=== TASK OBJECTIVE ===
Images excluded, repeat each entry below exactly.

=== DATA FOR ANALYSIS ===
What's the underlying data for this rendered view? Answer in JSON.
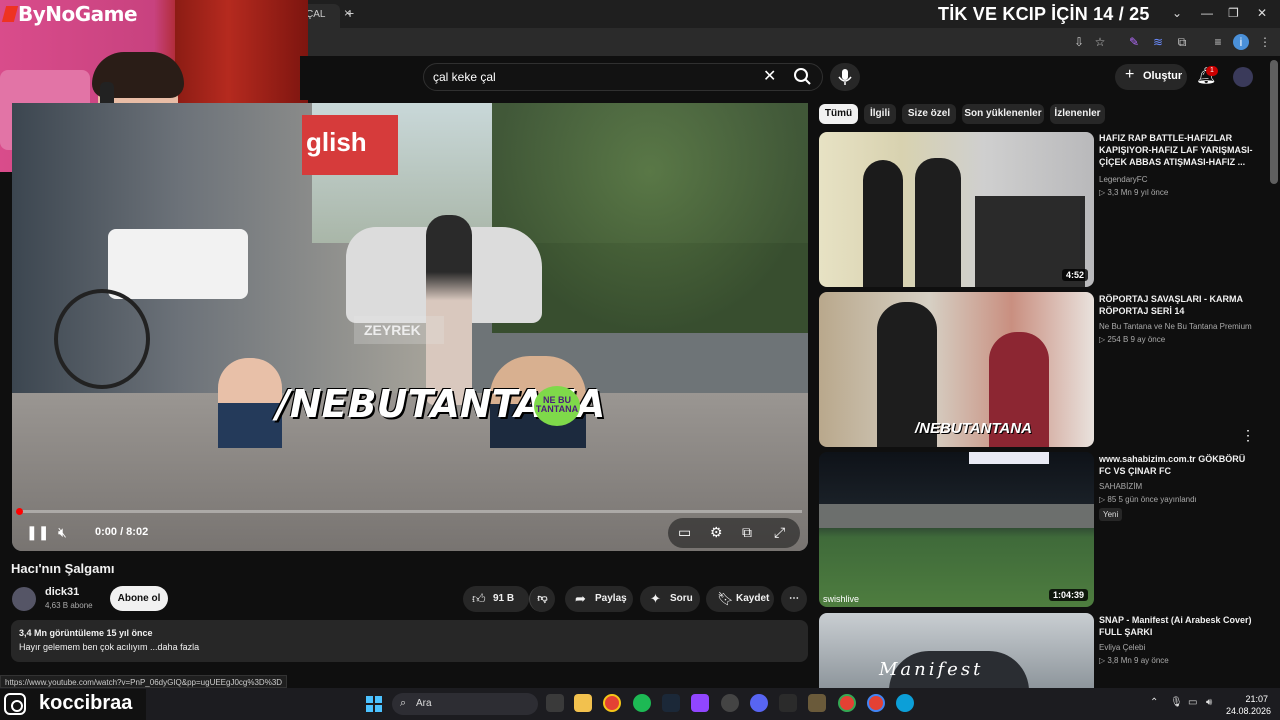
{
  "browser": {
    "tab_label": "ÇAL",
    "tab_close": "×",
    "new_tab": "+",
    "window_controls": [
      "⌄",
      "—",
      "❐",
      "✕"
    ]
  },
  "overlay": {
    "title": "TİK VE KCIP İÇİN 14 / 25",
    "brand": "ByNoGame",
    "instagram_handle": "koccibraa"
  },
  "header": {
    "search_value": "çal keke çal",
    "create_label": "Oluştur",
    "notification_count": "1"
  },
  "player": {
    "time": "0:00 / 8:02",
    "watermark": "ZEYREK",
    "banner": "/NEBUTANTANA",
    "badge": "NE BU TANTANA",
    "progress_fraction": 0.0
  },
  "video": {
    "title": "Hacı'nın Şalgamı",
    "channel": "dick31",
    "subscribers": "4,63 B abone",
    "subscribe_label": "Abone ol",
    "likes": "91 B",
    "share_label": "Paylaş",
    "ask_label": "Soru",
    "save_label": "Kaydet",
    "more_label": "⋯",
    "views_line": "3,4 Mn görüntüleme  15 yıl önce",
    "description": "Hayır gelemem ben çok acılıyım ...daha fazla"
  },
  "status_url": "https://www.youtube.com/watch?v=PnP_06dyGIQ&pp=ugUEEgJ0cg%3D%3D",
  "chips": [
    "Tümü",
    "İlgili",
    "Size özel",
    "Son yüklenenler",
    "İzlenenler"
  ],
  "recommendations": [
    {
      "title": "HAFIZ RAP BATTLE-HAFIZLAR KAPIŞIYOR-HAFIZ LAF YARIŞMASI-ÇİÇEK ABBAS ATIŞMASI-HAFIZ ...",
      "channel": "LegendaryFC",
      "meta": "▷ 3,3 Mn   9 yıl önce",
      "duration": "4:52"
    },
    {
      "title": "RÖPORTAJ SAVAŞLARI - KARMA RÖPORTAJ SERİ 14",
      "channel": "Ne Bu Tantana ve Ne Bu Tantana Premium",
      "meta": "▷ 254 B   9 ay önce",
      "duration": "",
      "thumb_text": "/NEBUTANTANA"
    },
    {
      "title": "www.sahabizim.com.tr GÖKBÖRÜ FC VS ÇINAR FC",
      "channel": "SAHABİZİM",
      "meta": "▷ 85   5 gün önce yayınlandı",
      "badge": "Yeni",
      "duration": "1:04:39",
      "thumb_text": "swishlive"
    },
    {
      "title": "SNAP - Manifest (Ai Arabesk Cover) FULL ŞARKI",
      "channel": "Evliya Çelebi",
      "meta": "▷ 3,8 Mn   9 ay önce",
      "duration": "",
      "thumb_text": "Manifest"
    }
  ],
  "taskbar": {
    "search_label": "Ara",
    "time": "21:07",
    "date": "24.08.2026"
  },
  "colors": {
    "accent_red": "#ff0000",
    "background": "#0f0f0f",
    "chip_bg": "#272727"
  }
}
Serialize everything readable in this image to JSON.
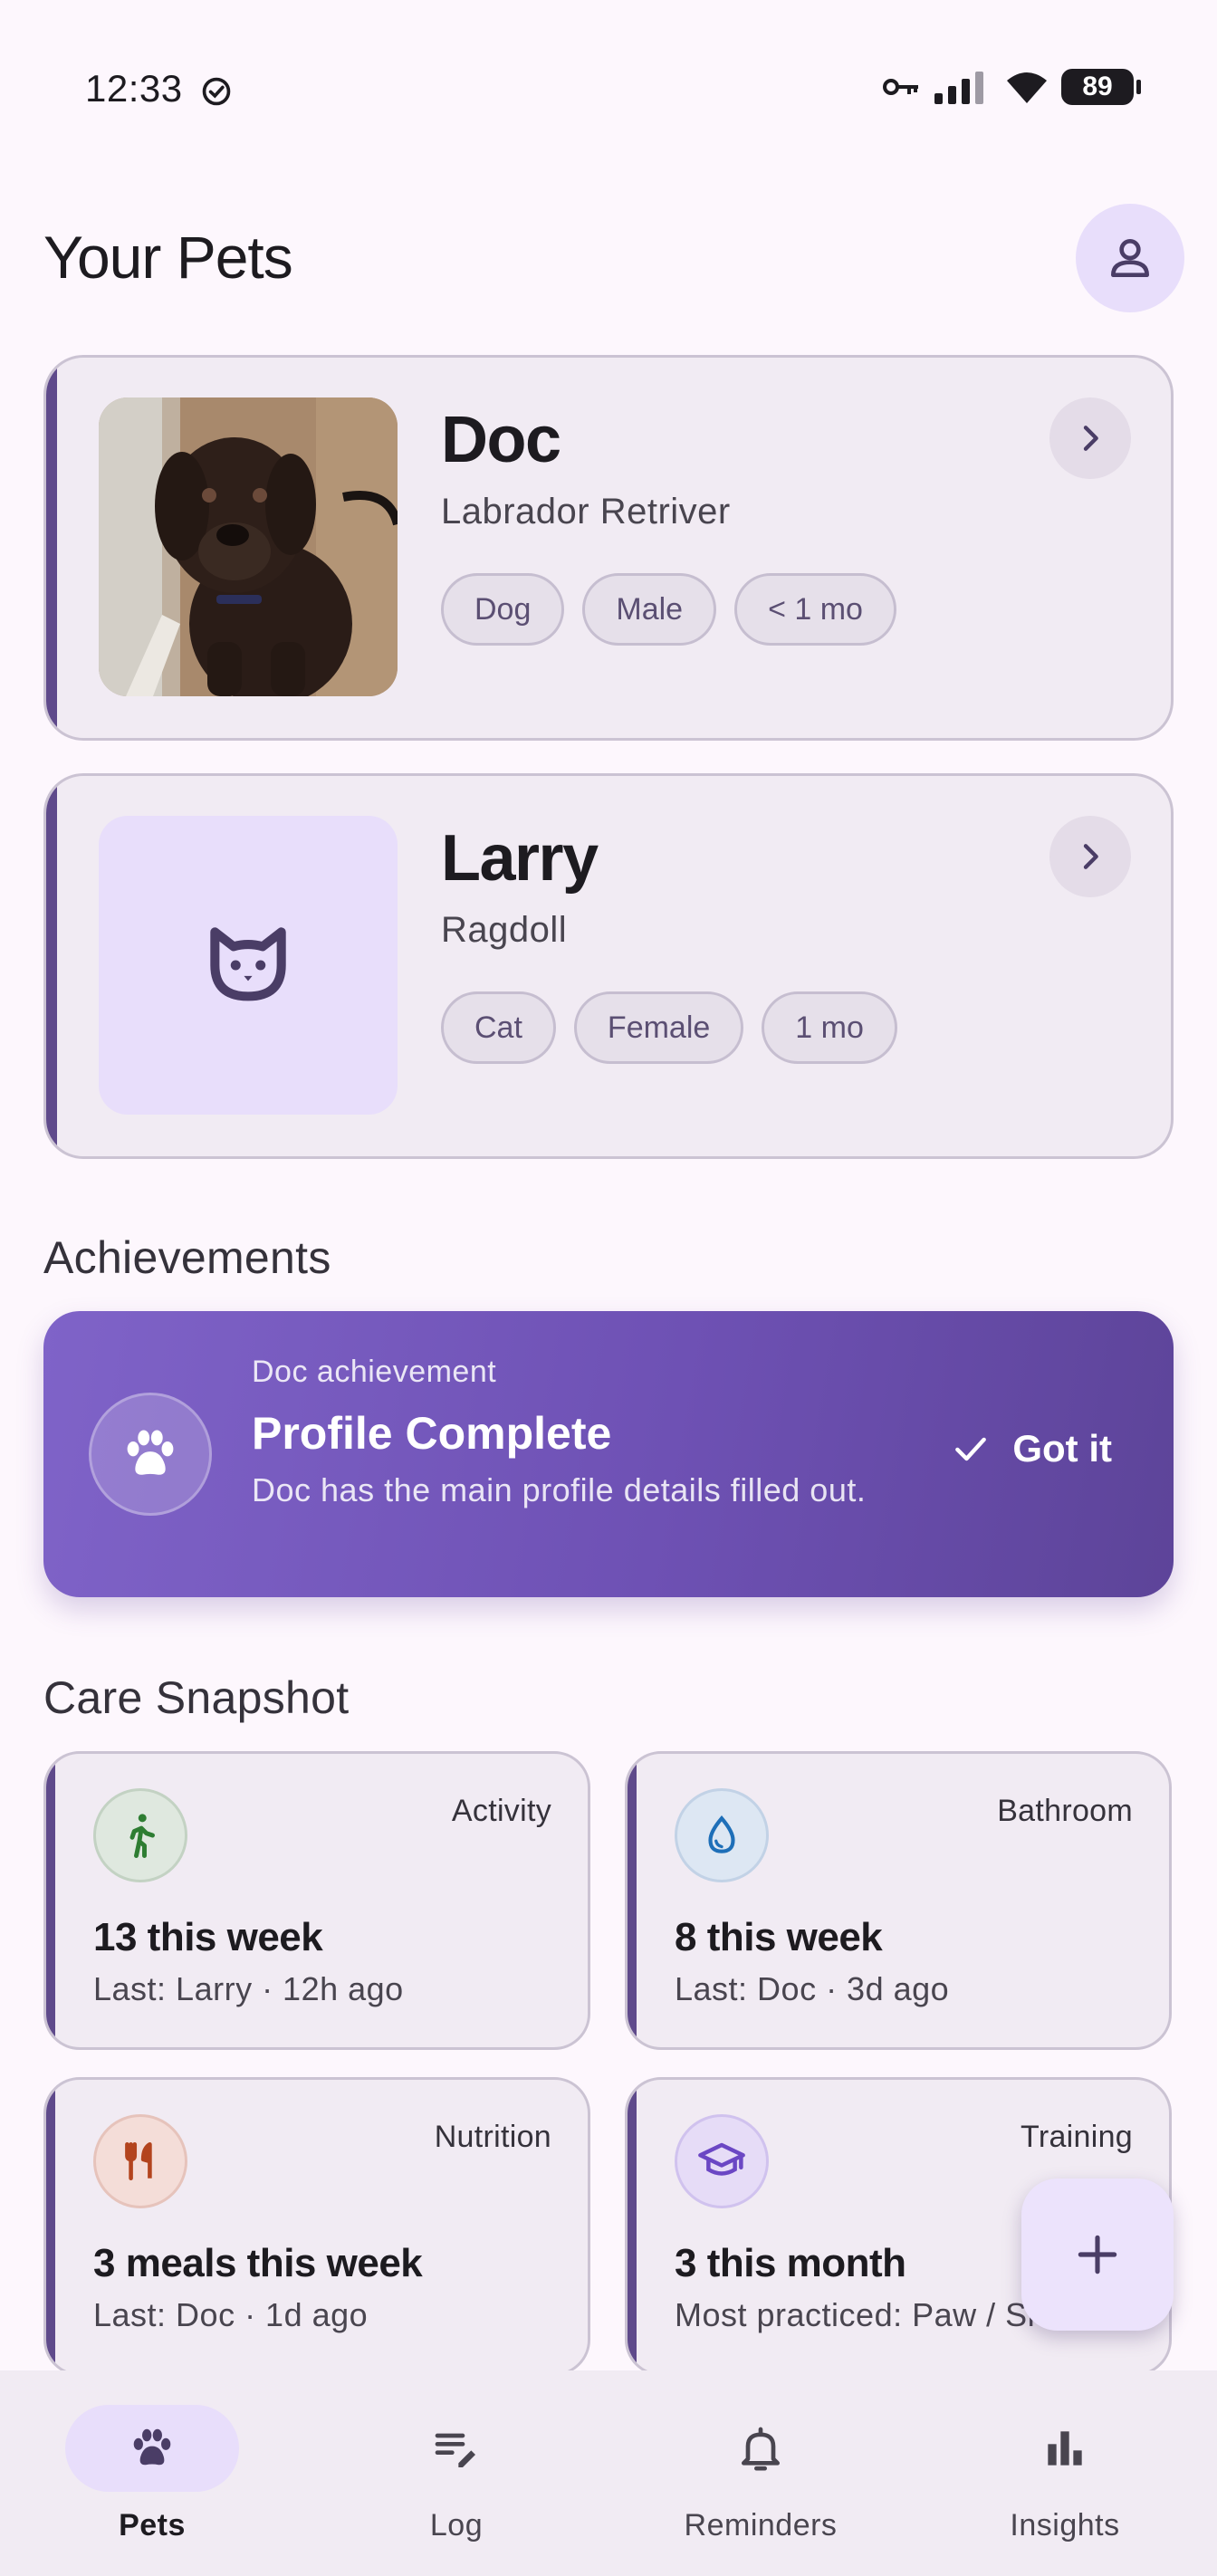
{
  "status_bar": {
    "time": "12:33",
    "battery": "89"
  },
  "header": {
    "title": "Your Pets"
  },
  "pets": [
    {
      "name": "Doc",
      "breed": "Labrador Retriver",
      "chips": [
        "Dog",
        "Male",
        "< 1 mo"
      ]
    },
    {
      "name": "Larry",
      "breed": "Ragdoll",
      "chips": [
        "Cat",
        "Female",
        "1 mo"
      ]
    }
  ],
  "achievements": {
    "section_title": "Achievements",
    "kicker": "Doc achievement",
    "title": "Profile Complete",
    "description": "Doc has the main profile details filled out.",
    "action_label": "Got it"
  },
  "care_snapshot": {
    "section_title": "Care Snapshot",
    "cards": [
      {
        "category": "Activity",
        "main": "13 this week",
        "sub": "Last: Larry · 12h ago",
        "icon": "walk-icon",
        "icon_color": "#2e7d32",
        "icon_bg": "#dfe8df"
      },
      {
        "category": "Bathroom",
        "main": "8 this week",
        "sub": "Last: Doc · 3d ago",
        "icon": "water-drop-icon",
        "icon_color": "#1e6fb8",
        "icon_bg": "#dde7f3"
      },
      {
        "category": "Nutrition",
        "main": "3 meals this week",
        "sub": "Last: Doc · 1d ago",
        "icon": "fork-knife-icon",
        "icon_color": "#b3441e",
        "icon_bg": "#f4ddd8"
      },
      {
        "category": "Training",
        "main": "3 this month",
        "sub": "Most practiced: Paw / Shake",
        "icon": "graduation-cap-icon",
        "icon_color": "#6b47c4",
        "icon_bg": "#e6dcf7"
      }
    ]
  },
  "bottom_nav": [
    {
      "label": "Pets",
      "icon": "paw-icon",
      "active": true
    },
    {
      "label": "Log",
      "icon": "edit-note-icon",
      "active": false
    },
    {
      "label": "Reminders",
      "icon": "bell-icon",
      "active": false
    },
    {
      "label": "Insights",
      "icon": "bar-chart-icon",
      "active": false
    }
  ],
  "colors": {
    "accent": "#5f4a8b",
    "achievement_start": "#7f63c8",
    "achievement_end": "#5d4499",
    "background": "#fdf7fd"
  }
}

=== TASK SOLUTION ===
What's the underlying data for this rendered view? Answer in JSON.
{
  "browser": {
    "tab_label": "ÇAL",
    "tab_close": "×",
    "new_tab": "+",
    "window_controls": [
      "⌄",
      "—",
      "❐",
      "✕"
    ]
  },
  "overlay": {
    "title": "TİK VE KCIP İÇİN 14 / 25",
    "brand": "ByNoGame",
    "instagram_handle": "koccibraa"
  },
  "header": {
    "search_value": "çal keke çal",
    "create_label": "Oluştur",
    "notification_count": "1"
  },
  "player": {
    "time": "0:00 / 8:02",
    "watermark": "ZEYREK",
    "banner": "/NEBUTANTANA",
    "badge": "NE BU TANTANA",
    "progress_fraction": 0.0
  },
  "video": {
    "title": "Hacı'nın Şalgamı",
    "channel": "dick31",
    "subscribers": "4,63 B abone",
    "subscribe_label": "Abone ol",
    "likes": "91 B",
    "share_label": "Paylaş",
    "ask_label": "Soru",
    "save_label": "Kaydet",
    "more_label": "⋯",
    "views_line": "3,4 Mn görüntüleme  15 yıl önce",
    "description": "Hayır gelemem ben çok acılıyım ...daha fazla"
  },
  "status_url": "https://www.youtube.com/watch?v=PnP_06dyGIQ&pp=ugUEEgJ0cg%3D%3D",
  "chips": [
    "Tümü",
    "İlgili",
    "Size özel",
    "Son yüklenenler",
    "İzlenenler"
  ],
  "recommendations": [
    {
      "title": "HAFIZ RAP BATTLE-HAFIZLAR KAPIŞIYOR-HAFIZ LAF YARIŞMASI-ÇİÇEK ABBAS ATIŞMASI-HAFIZ ...",
      "channel": "LegendaryFC",
      "meta": "▷ 3,3 Mn   9 yıl önce",
      "duration": "4:52"
    },
    {
      "title": "RÖPORTAJ SAVAŞLARI - KARMA RÖPORTAJ SERİ 14",
      "channel": "Ne Bu Tantana ve Ne Bu Tantana Premium",
      "meta": "▷ 254 B   9 ay önce",
      "duration": "",
      "thumb_text": "/NEBUTANTANA"
    },
    {
      "title": "www.sahabizim.com.tr GÖKBÖRÜ FC VS ÇINAR FC",
      "channel": "SAHABİZİM",
      "meta": "▷ 85   5 gün önce yayınlandı",
      "badge": "Yeni",
      "duration": "1:04:39",
      "thumb_text": "swishlive"
    },
    {
      "title": "SNAP - Manifest (Ai Arabesk Cover) FULL ŞARKI",
      "channel": "Evliya Çelebi",
      "meta": "▷ 3,8 Mn   9 ay önce",
      "duration": "",
      "thumb_text": "Manifest"
    }
  ],
  "taskbar": {
    "search_label": "Ara",
    "time": "21:07",
    "date": "24.08.2026"
  },
  "colors": {
    "accent_red": "#ff0000",
    "background": "#0f0f0f",
    "chip_bg": "#272727"
  }
}
Serialize everything readable in this image to JSON.
{
  "status_bar": {
    "time": "12:33",
    "battery": "89"
  },
  "header": {
    "title": "Your Pets"
  },
  "pets": [
    {
      "name": "Doc",
      "breed": "Labrador Retriver",
      "chips": [
        "Dog",
        "Male",
        "< 1 mo"
      ]
    },
    {
      "name": "Larry",
      "breed": "Ragdoll",
      "chips": [
        "Cat",
        "Female",
        "1 mo"
      ]
    }
  ],
  "achievements": {
    "section_title": "Achievements",
    "kicker": "Doc achievement",
    "title": "Profile Complete",
    "description": "Doc has the main profile details filled out.",
    "action_label": "Got it"
  },
  "care_snapshot": {
    "section_title": "Care Snapshot",
    "cards": [
      {
        "category": "Activity",
        "main": "13 this week",
        "sub": "Last: Larry · 12h ago",
        "icon": "walk-icon",
        "icon_color": "#2e7d32",
        "icon_bg": "#dfe8df"
      },
      {
        "category": "Bathroom",
        "main": "8 this week",
        "sub": "Last: Doc · 3d ago",
        "icon": "water-drop-icon",
        "icon_color": "#1e6fb8",
        "icon_bg": "#dde7f3"
      },
      {
        "category": "Nutrition",
        "main": "3 meals this week",
        "sub": "Last: Doc · 1d ago",
        "icon": "fork-knife-icon",
        "icon_color": "#b3441e",
        "icon_bg": "#f4ddd8"
      },
      {
        "category": "Training",
        "main": "3 this month",
        "sub": "Most practiced: Paw / Shake",
        "icon": "graduation-cap-icon",
        "icon_color": "#6b47c4",
        "icon_bg": "#e6dcf7"
      }
    ]
  },
  "bottom_nav": [
    {
      "label": "Pets",
      "icon": "paw-icon",
      "active": true
    },
    {
      "label": "Log",
      "icon": "edit-note-icon",
      "active": false
    },
    {
      "label": "Reminders",
      "icon": "bell-icon",
      "active": false
    },
    {
      "label": "Insights",
      "icon": "bar-chart-icon",
      "active": false
    }
  ],
  "colors": {
    "accent": "#5f4a8b",
    "achievement_start": "#7f63c8",
    "achievement_end": "#5d4499",
    "background": "#fdf7fd"
  }
}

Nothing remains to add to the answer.